Delta does not own the MAX, which was flown in the United States by its rivals Southwest Airlines Co, American Airlines Group Inc and United Airlines until a global grounding last month following an Ethiopian Airlines crash on March 10. That came five months after a similar crash involving Indonesia’s Lion Air. All on board both were killed.
The global 737 MAX suspension came as Boeing was moving toward the decision of a decade: whether to launch an all-new jet program with a niche midsized airplane, known so far as the NMA.
Boeing’s proposal was aimed at addressing the so-called middle of the jet market, between traditional narrowbody jets with one aisle like the 737 and long-distance widebody planes like the 787.
Speaking at an aviation conference in Atlanta, Bastian said Delta was “very interested” in Boeing’s proposed new midsized airplane, though he said the world’s largest planemaker was focusing first on dealing with the crisis surrounding the MAX.
Bastian has said that Delta was looking to replace some 200 Boeing 757 and 767 aircraft over the next decade as it seeks to grow internationally.
He declined to comment on Tuesday on whether Delta would invest in Italy’s flag carrier Alitalia. The Italian government has been seeking a buyer to save the airline, which was put under special administration in 2017 after a series of failed rescue plans.
Atlanta-based Delta is due to publish first-quarter results on Wednesday.
Its shares have surged about 10 percent since the No. 2 U.S. airline raised its first-quarter profit estimate earlier this month on the back of strong business travel demand.
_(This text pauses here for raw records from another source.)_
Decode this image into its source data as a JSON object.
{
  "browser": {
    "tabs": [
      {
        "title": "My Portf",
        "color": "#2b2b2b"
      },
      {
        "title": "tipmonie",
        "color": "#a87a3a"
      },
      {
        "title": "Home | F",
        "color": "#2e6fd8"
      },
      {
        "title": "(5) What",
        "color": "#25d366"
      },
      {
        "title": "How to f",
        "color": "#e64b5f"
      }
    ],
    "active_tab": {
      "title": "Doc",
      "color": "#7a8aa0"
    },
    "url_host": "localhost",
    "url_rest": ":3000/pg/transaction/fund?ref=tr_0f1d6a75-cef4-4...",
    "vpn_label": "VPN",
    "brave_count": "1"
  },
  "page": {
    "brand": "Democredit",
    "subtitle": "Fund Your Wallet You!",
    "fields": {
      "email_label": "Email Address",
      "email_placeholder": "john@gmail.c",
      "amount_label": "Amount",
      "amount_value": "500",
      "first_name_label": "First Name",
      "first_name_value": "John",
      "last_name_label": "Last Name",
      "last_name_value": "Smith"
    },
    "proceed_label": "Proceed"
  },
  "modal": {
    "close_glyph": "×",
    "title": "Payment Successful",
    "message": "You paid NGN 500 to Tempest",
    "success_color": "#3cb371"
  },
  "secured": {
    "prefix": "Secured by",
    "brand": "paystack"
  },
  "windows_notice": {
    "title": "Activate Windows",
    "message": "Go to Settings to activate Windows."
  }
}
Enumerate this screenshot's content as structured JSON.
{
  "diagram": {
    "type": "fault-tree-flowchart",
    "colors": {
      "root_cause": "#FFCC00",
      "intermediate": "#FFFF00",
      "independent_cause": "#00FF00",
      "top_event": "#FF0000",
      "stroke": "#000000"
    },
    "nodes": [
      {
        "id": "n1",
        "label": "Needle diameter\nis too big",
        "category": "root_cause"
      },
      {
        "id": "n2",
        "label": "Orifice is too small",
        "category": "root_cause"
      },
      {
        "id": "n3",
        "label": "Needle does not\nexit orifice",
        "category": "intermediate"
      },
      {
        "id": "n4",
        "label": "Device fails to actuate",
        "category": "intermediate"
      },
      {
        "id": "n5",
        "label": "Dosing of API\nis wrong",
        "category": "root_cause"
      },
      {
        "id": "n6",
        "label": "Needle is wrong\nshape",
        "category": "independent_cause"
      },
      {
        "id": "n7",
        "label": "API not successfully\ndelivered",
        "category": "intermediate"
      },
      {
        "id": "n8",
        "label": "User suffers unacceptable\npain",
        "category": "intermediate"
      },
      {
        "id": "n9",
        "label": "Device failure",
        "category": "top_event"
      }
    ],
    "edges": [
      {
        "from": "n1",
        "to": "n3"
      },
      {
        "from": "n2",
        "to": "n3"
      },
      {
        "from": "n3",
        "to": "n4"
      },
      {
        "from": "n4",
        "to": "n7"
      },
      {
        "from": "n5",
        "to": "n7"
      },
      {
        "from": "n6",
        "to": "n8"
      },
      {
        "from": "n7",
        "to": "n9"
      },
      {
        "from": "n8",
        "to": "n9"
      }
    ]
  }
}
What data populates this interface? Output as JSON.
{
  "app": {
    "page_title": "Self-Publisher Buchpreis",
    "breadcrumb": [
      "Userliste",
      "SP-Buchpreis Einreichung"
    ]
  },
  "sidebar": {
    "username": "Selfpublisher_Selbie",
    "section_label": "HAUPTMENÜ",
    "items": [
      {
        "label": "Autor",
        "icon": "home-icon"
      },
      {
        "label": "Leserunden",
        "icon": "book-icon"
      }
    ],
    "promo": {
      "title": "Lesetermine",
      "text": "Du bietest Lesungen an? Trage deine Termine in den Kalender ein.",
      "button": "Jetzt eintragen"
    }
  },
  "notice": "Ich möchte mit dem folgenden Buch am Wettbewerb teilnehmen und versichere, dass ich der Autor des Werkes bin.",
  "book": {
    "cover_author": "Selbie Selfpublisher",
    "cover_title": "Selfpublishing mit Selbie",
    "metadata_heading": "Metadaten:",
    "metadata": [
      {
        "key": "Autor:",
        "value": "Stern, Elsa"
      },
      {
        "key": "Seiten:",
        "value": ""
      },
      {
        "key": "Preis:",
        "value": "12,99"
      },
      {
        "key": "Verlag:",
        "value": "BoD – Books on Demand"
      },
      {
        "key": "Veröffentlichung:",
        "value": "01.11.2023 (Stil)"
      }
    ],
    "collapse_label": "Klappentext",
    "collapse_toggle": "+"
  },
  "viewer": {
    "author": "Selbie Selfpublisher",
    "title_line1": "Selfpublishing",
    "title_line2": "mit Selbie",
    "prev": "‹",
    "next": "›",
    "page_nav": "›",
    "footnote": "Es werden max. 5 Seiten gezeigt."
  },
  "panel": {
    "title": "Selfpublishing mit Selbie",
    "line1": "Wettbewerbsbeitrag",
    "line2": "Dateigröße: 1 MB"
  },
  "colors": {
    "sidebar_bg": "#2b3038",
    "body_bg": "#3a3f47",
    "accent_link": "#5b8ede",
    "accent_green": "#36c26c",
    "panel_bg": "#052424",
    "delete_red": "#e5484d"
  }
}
Reporting by Eric M. Johnson; Writing by Tracy Rucinski; Editing by Bernadette Baum